Unseen Exhibition: Rosie Armstrong’s ‘A Requiem for Insects’ at the COX Gallery
Rosie’s work was selected to be displayed in the Canberra COX Gallery beginning March 20th, 2020 – that was until the exhibition was shut down due to COVID-19.
But just because Rosie’s work can’t be visited in person, doesn’t mean that it is forgotten. Her meticulously cut bamboo plywood insects explore the concepts of disintegration and demise, something that can still be appreciated through our screens.
A Requiem for Insects
Insects are a keystone species, critical to the health and integrity of our ecosystem. They are also an essential element in the food chain supporting life on earth, yet we have very little concrete information about how their populations are being affected by climate change, habitat loss, drought and bushfire.
A Requiem for Insects demands that we consider the current observed decline in insect populations across Australia, drawing our attention to their literal disintegration.
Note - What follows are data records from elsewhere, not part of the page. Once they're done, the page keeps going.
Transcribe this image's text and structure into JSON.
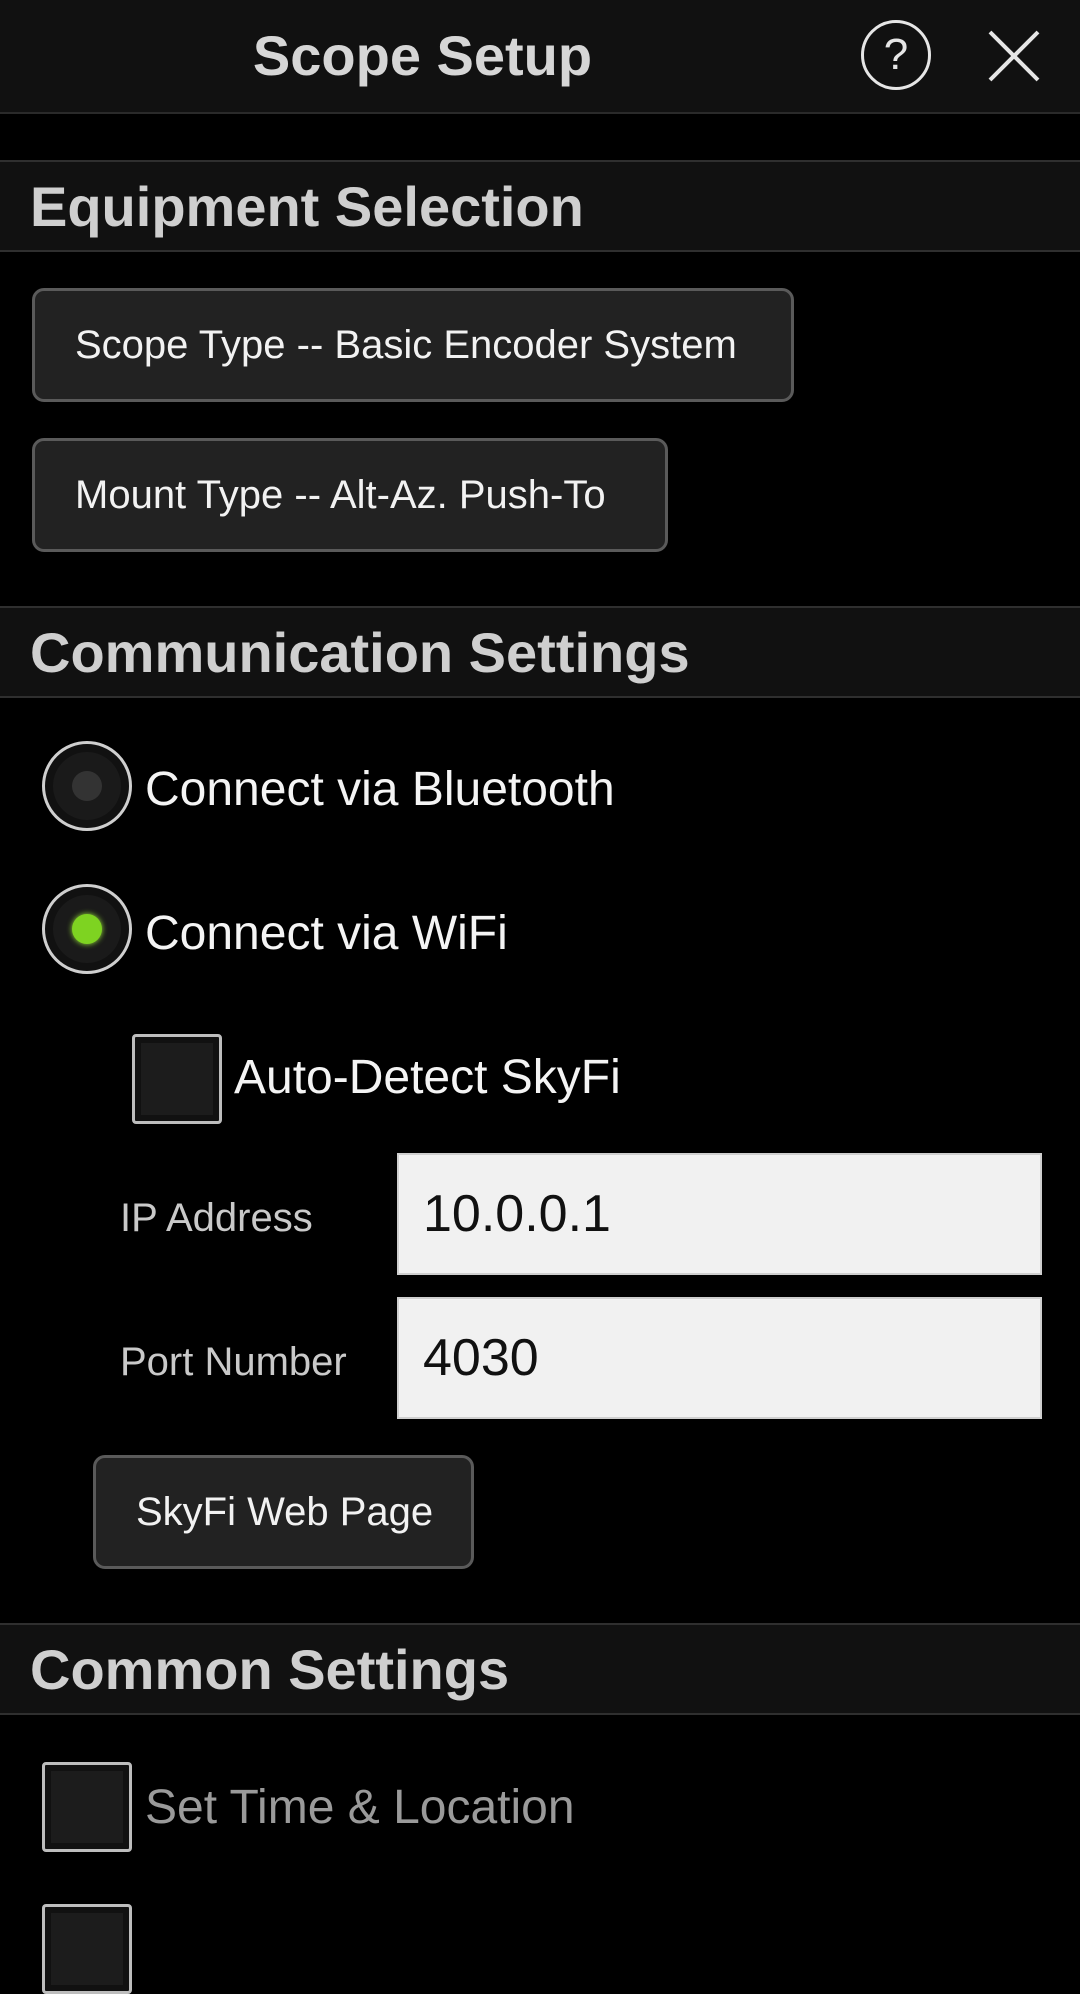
{
  "header": {
    "title": "Scope Setup",
    "help_label": "?",
    "help_icon": "question-circle-icon",
    "close_icon": "close-x-icon"
  },
  "equipment": {
    "title": "Equipment Selection",
    "scope_type_button": "Scope Type -- Basic Encoder System",
    "mount_type_button": "Mount Type -- Alt-Az. Push-To"
  },
  "communication": {
    "title": "Communication Settings",
    "bluetooth_label": "Connect via Bluetooth",
    "bluetooth_selected": false,
    "wifi_label": "Connect via WiFi",
    "wifi_selected": true,
    "auto_detect_label": "Auto-Detect SkyFi",
    "auto_detect_checked": false,
    "ip_label": "IP Address",
    "ip_value": "10.0.0.1",
    "port_label": "Port Number",
    "port_value": "4030",
    "web_page_button": "SkyFi Web Page"
  },
  "common": {
    "title": "Common Settings",
    "set_time_label": "Set Time & Location",
    "set_time_checked": false
  },
  "colors": {
    "radio_selected": "#7ed321",
    "background": "#000000",
    "header_bg": "#111111",
    "field_bg": "#f1f1f1"
  }
}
Visual disintegration defines the central narrative of Rosie’s work. The species represented in the exhibition are either on the threatened species list or observed to be declining in the local environment. Their visual disintegration suggests a potential complete erasure; a sense that our ongoing disinterest in insect populations could ultimately result in a complete absence.
Like many of us, Rosie is concerned about the human influence on the world around us and feels compelled to explore her concern about the extinction crisis. She aims to facilitate a better connection to scientific data by representing it visually.
I begin each insect study by cutting and engraving wood, then painting each piece, intentionally focusing my attention on each insect as it slowly disintegrates and disappears from existence. I’ve chosen to display my work as a collector’s box, each insect pinned in place. In a hundred years will these insects only exist in collections?
For the Love of Bees considers the emphasis that our society places on the European Honey Bee – Apis Mellifera. The work weighs the prominence of the European bee against the thousands of native bees that exist in Australia. – Rosie Armstrong
Rosie Armstrong is an emerging artist currently enrolled in a Bachelor of Visual Art (Honours) at ANU School of Art. She was awarded the Cox Prize for her work in the School of Art and Design Graduating Exhibition 2019.